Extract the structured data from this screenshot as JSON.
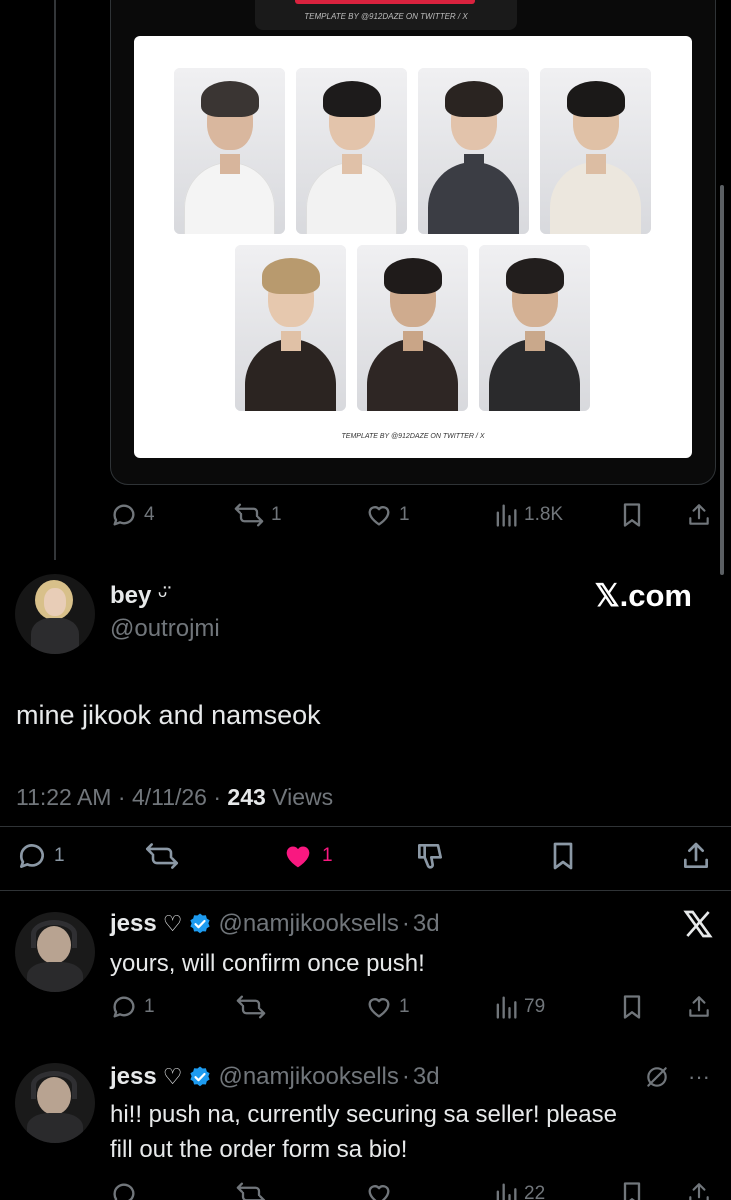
{
  "quoted_post": {
    "template_credit_top": "TEMPLATE BY @912DAZE ON TWITTER / X",
    "template_credit_bottom": "TEMPLATE BY @912DAZE ON TWITTER / X",
    "photocards": [
      {
        "icon": "member-photocard-1"
      },
      {
        "icon": "member-photocard-2"
      },
      {
        "icon": "member-photocard-3"
      },
      {
        "icon": "member-photocard-4"
      },
      {
        "icon": "member-photocard-5"
      },
      {
        "icon": "member-photocard-6"
      },
      {
        "icon": "member-photocard-7"
      }
    ],
    "actions": {
      "replies": "4",
      "reposts": "1",
      "likes": "1",
      "views": "1.8K"
    }
  },
  "main_post": {
    "display_name": "bey",
    "name_emoji": "ᵕ̈",
    "handle": "@outrojmi",
    "watermark": "𝕏.com",
    "text": "mine jikook and namseok",
    "time": "11:22 AM",
    "sep1": "·",
    "date": "4/11/26",
    "sep2": "·",
    "views_count": "243",
    "views_label": "Views",
    "actions": {
      "replies": "1",
      "likes": "1"
    },
    "like_color": "#f91880"
  },
  "replies": [
    {
      "display_name": "jess",
      "heart": "♡",
      "handle": "@namjikooksells",
      "dot": "·",
      "age": "3d",
      "text": "yours, will confirm once push!",
      "actions": {
        "replies": "1",
        "likes": "1",
        "views": "79"
      },
      "corner_icon": "x-logo-icon"
    },
    {
      "display_name": "jess",
      "heart": "♡",
      "handle": "@namjikooksells",
      "dot": "·",
      "age": "3d",
      "text_line1": "hi!! push na, currently securing sa seller! please",
      "text_line2": "fill out the order form sa bio!",
      "more": "···",
      "views": "22",
      "corner_icon": "grok-icon"
    }
  ],
  "colors": {
    "background": "#000000",
    "muted": "#71767b",
    "verified": "#1d9bf0",
    "like": "#f91880"
  }
}
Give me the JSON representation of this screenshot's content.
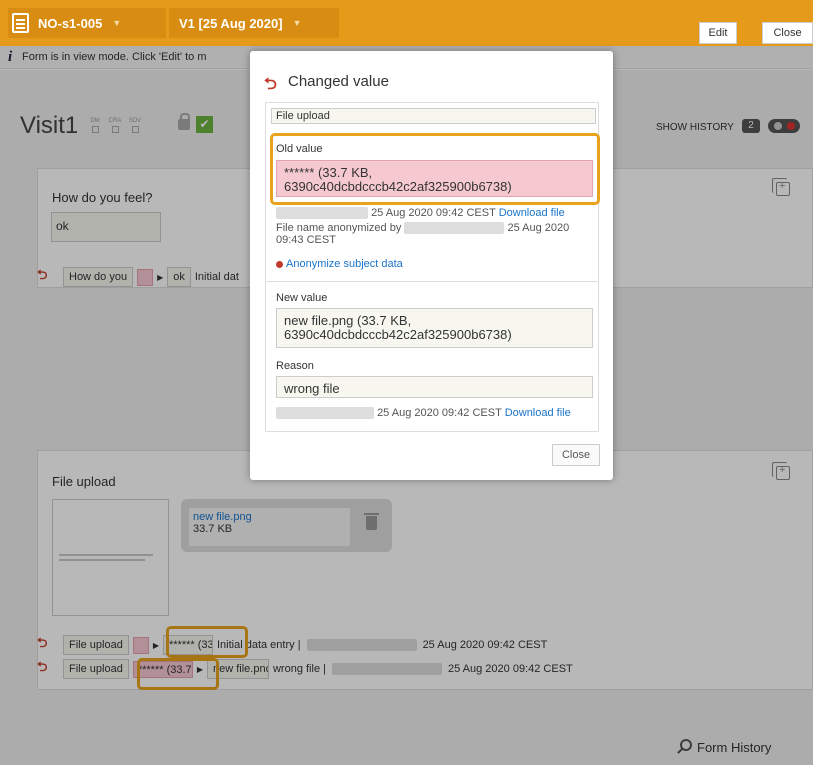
{
  "topbar": {
    "form_name": "NO-s1-005",
    "visit_name": "V1 [25 Aug 2020]",
    "edit_label": "Edit",
    "close_label": "Close"
  },
  "info_bar": {
    "text": "Form is in view mode. Click 'Edit' to m"
  },
  "visit": {
    "title": "Visit1",
    "flags": [
      "DM",
      "CRA",
      "SDV"
    ],
    "show_history_label": "SHOW HISTORY",
    "history_count": "2"
  },
  "question1": {
    "label": "How do you feel?",
    "value": "ok",
    "history_field": "How do you",
    "history_value": "ok",
    "history_note": "Initial dat"
  },
  "question2": {
    "label": "File upload",
    "file_name": "new file.png",
    "file_size": "33.7 KB",
    "history": [
      {
        "field": "File upload",
        "old": "",
        "new": "****** (33.7",
        "note": "Initial data entry |",
        "date": "25 Aug 2020 09:42 CEST"
      },
      {
        "field": "File upload",
        "old": "****** (33.7",
        "new": "new file.pnç",
        "note": "wrong file |",
        "date": "25 Aug 2020 09:42 CEST"
      }
    ]
  },
  "modal": {
    "title": "Changed value",
    "field_name": "File upload",
    "old_value_label": "Old value",
    "old_value": "****** (33.7 KB, 6390c40dcbdcccb42c2af325900b6738)",
    "old_meta_date": "25 Aug 2020 09:42 CEST",
    "download_label": "Download file",
    "anonymized_by_label": "File name anonymized by",
    "anonymized_date": "25 Aug 2020",
    "anonymized_time": "09:43 CEST",
    "anonymize_link": "Anonymize subject data",
    "new_value_label": "New value",
    "new_value": "new file.png (33.7 KB, 6390c40dcbdcccb42c2af325900b6738)",
    "reason_label": "Reason",
    "reason_value": "wrong file",
    "new_meta_date": "25 Aug 2020 09:42 CEST",
    "close_label": "Close"
  },
  "footer": {
    "form_history_label": "Form History"
  },
  "colors": {
    "topbar": "#e59a1a",
    "highlight": "#e8a21c",
    "old_value_bg": "#f6c9d1",
    "link": "#1a73c8"
  }
}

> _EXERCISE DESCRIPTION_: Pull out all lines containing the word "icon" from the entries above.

> _RESULT_:
        "icon": "member-photocard-1"
        "icon": "member-photocard-2"
        "icon": "member-photocard-3"
        "icon": "member-photocard-4"
        "icon": "member-photocard-5"
        "icon": "member-photocard-6"
        "icon": "member-photocard-7"
      "corner_icon": "x-logo-icon"
      "corner_icon": "grok-icon"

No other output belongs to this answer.